There are significant tax advantages available to a professional corporation however. For those in a position to leave business earnings in the corporation, a substantially reduced corporate tax rate will apply to business income. Of course if those earnings are transferred to an individual, the individual rate will apply, so this is a benefit that must be considered carefully.
In addition to preferential tax treatment, certain business expenses may qualify as allowable deductions. The resulting reduction in taxable income can be significant. Together these two benefits can make incorporation a very attractive prospect.
If you have any questions about this or any other legal matter, please get in touch with us.
I find that as my clients age, as their children grow up and leave the home, as their friends come and go and as the nature of their estate matures, they periodically want to change minor details in their Will, to reflect the new realities. In fact, I highly recommend reviewing your Will every three years or so, to ensure that it meets your needs. However, the changes that need to be made are often minor and it is reasonable to wonder whether it is worth the time and expense to make the change.
Historically, lawyers used a document known as a Codicil to make the changes as quickly and as inexpensively as possible.
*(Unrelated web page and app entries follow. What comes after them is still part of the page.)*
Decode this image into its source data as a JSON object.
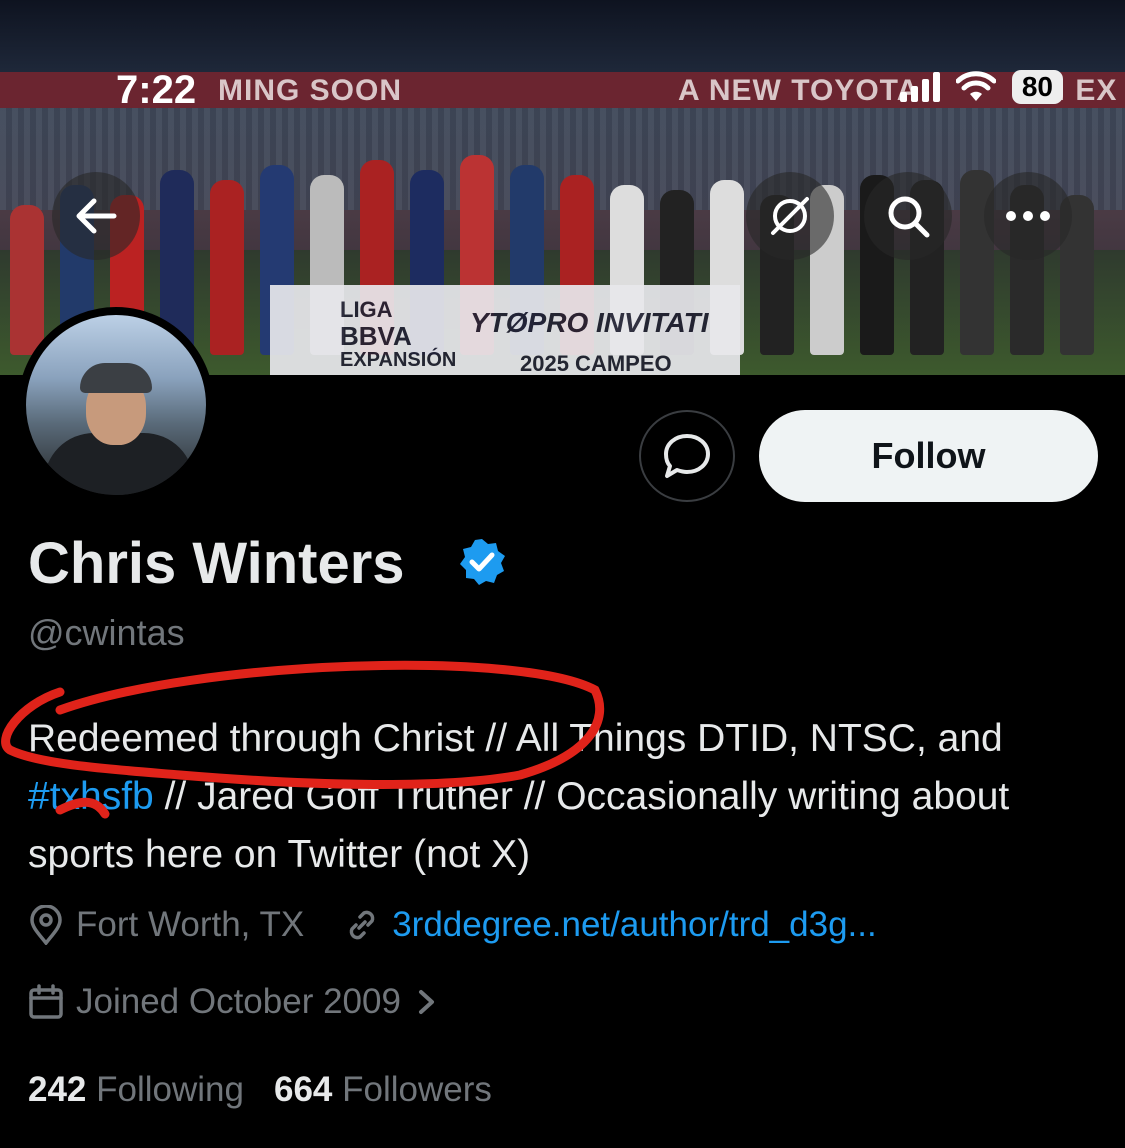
{
  "status_bar": {
    "time": "7:22",
    "battery": "80"
  },
  "banner": {
    "stripe_left": "MING SOON",
    "stripe_right": "A NEW TOYOTA",
    "stripe_far": "M EX",
    "board_left_1": "LIGA",
    "board_left_2": "BBVA",
    "board_left_3": "EXPANSIÓN",
    "board_right": "YTØPRO INVITATI",
    "board_bottom": "2025 CAMPEO"
  },
  "actions": {
    "follow_label": "Follow"
  },
  "profile": {
    "name": "Chris Winters",
    "handle": "@cwintas",
    "bio_part1": "Redeemed through Christ // All Things DTID, NTSC, and",
    "bio_hashtag": "#txhsfb",
    "bio_part2": " // Jared Goff Truther // Occasionally writing about sports here on Twitter (not X)",
    "location": "Fort Worth, TX",
    "website": "3rddegree.net/author/trd_d3g...",
    "joined": "Joined October 2009",
    "following_count": "242",
    "following_label": "Following",
    "followers_count": "664",
    "followers_label": "Followers"
  },
  "colors": {
    "accent": "#1d9bf0",
    "annotation": "#e0231a"
  }
}
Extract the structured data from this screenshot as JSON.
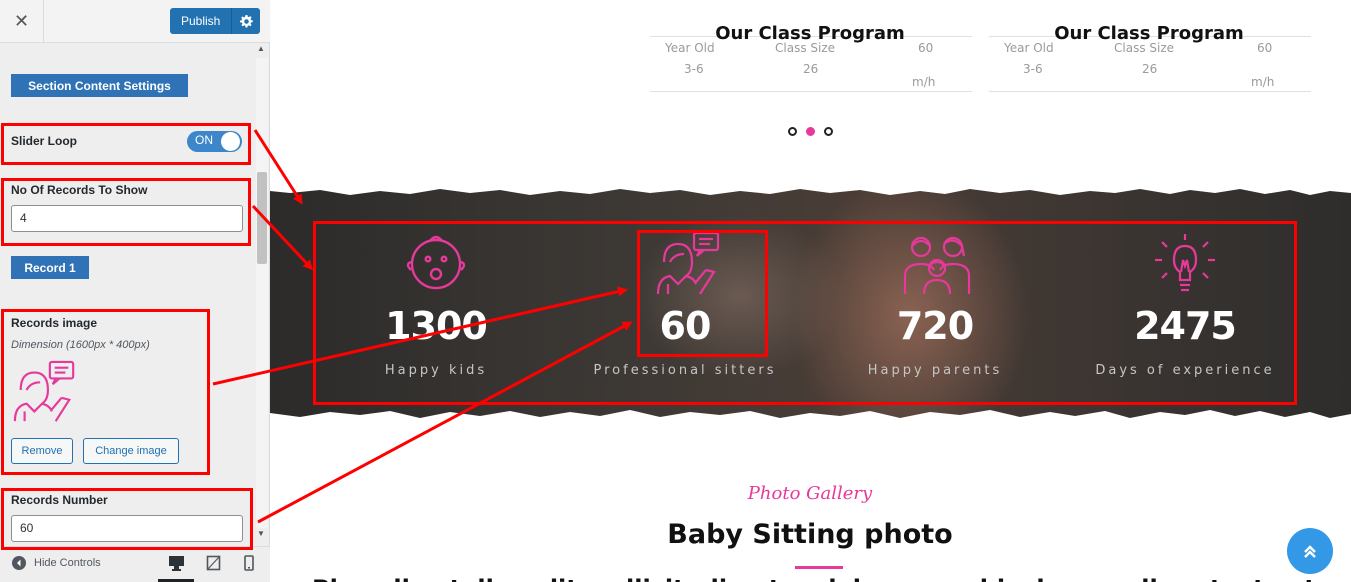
{
  "sidebar": {
    "close_glyph": "✕",
    "publish_label": "Publish",
    "section_button": "Section Content Settings",
    "slider_loop_label": "Slider Loop",
    "slider_loop_state": "ON",
    "records_to_show_label": "No Of Records To Show",
    "records_to_show_value": "4",
    "record_button": "Record 1",
    "records_image_label": "Records image",
    "records_image_dimension": "Dimension (1600px * 400px)",
    "remove_label": "Remove",
    "change_image_label": "Change image",
    "records_number_label": "Records Number",
    "records_number_value": "60",
    "hide_controls_label": "Hide Controls"
  },
  "class_tables": [
    {
      "title": "Our Class Program",
      "col1_head": "Year Old",
      "col2_head": "Class Size",
      "col3_head": "60",
      "col1_val": "3-6",
      "col2_val": "26",
      "col3_val": "m/h"
    },
    {
      "title": "Our Class Program",
      "col1_head": "Year Old",
      "col2_head": "Class Size",
      "col3_head": "60",
      "col1_val": "3-6",
      "col2_val": "26",
      "col3_val": "m/h"
    }
  ],
  "slider_dots": {
    "count": 3,
    "active_index": 1
  },
  "stats": [
    {
      "icon": "baby-face-icon",
      "number": "1300",
      "caption": "Happy kids"
    },
    {
      "icon": "sitter-chat-icon",
      "number": "60",
      "caption": "Professional sitters"
    },
    {
      "icon": "family-icon",
      "number": "720",
      "caption": "Happy parents"
    },
    {
      "icon": "lightbulb-icon",
      "number": "2475",
      "caption": "Days of experience"
    }
  ],
  "gallery": {
    "subtitle": "Photo Gallery",
    "title": "Baby Sitting photo",
    "cut_text": "Phasellus tellus elit, sollicitudin et sodales ac, vehicula ac gallery text cut"
  },
  "colors": {
    "accent_pink": "#e6399b",
    "customizer_blue": "#2271b1",
    "annotation_red": "#ff0000",
    "scroll_top_blue": "#3399e6"
  }
}
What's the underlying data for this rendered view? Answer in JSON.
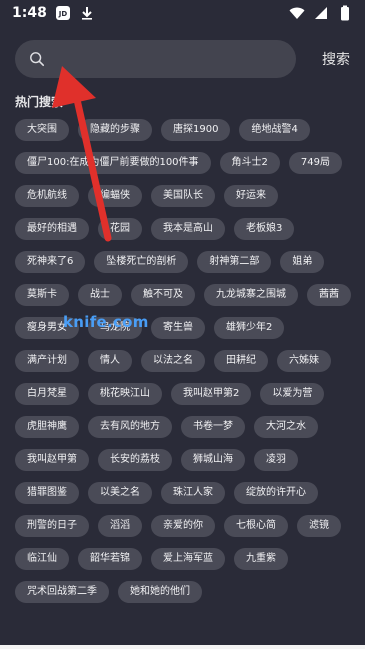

A Codicil is a short legal document that amends only the portion of your Will that needs amending. A Codicil can be drafted quickly by an experienced lawyer, on limited direction, and can then be executed and kept with your Will. And as Wills were historically typed out in long form, they were by far the method of choice for making small changes to a Will.
While that all seems well and good, without exception, I always recommend AGAINST the amendment of a Will by way of Codicil. Here’s why:
- Codicils reflect small but important changes to a Will; if a Codicil is not executed properly, is not kept with the Will, is lost or contains a typo referencing an incorrect provision in the Will, it is worthless; and
- Codicils that change gifting provisions are very indiscreet. With the original gift readily apparent in the Will, a beneficiary who receives less by Codicil, or a jealous beneficiary who receives relatively less (or who is excluded outright) by Codicil, is much more likely to contest your Will, adding trouble and pain to your beneficiaries’ lives and adding the burden of significant legal fees to your estate.
So what’s the solution for someone who just wants to make a simple change in their Will? Cut and paste. Any Will that has been drafted in the past fifteen years should have been drafted on a computer. While a lawyer’s requirement to maintain books and records doesn’t specifically mandate that an electronic copy of your Will be kept by your lawyer, in practice, this is almost always the case.
Changing a minor detail in your Will should be as easy as asking your lawyer to cut and paste a new clause into your Will and having it executed as a fresh document. If you only have a hard copy of your Will and you move to a new lawyer, you can always ask that an electronic copy be forwarded to your new lawyer – it’s yours and you’ve already paid for it.
In practice, even minor changes to your Will can now be done quickly and cost effectively – and keeping all of your testamentary information in one document makes the administration of your affairs that much easier for your estate trustee.
If you have any questions about your estate planning needs, never hesitate to contact me by phone or at email@example.com
– Scott Young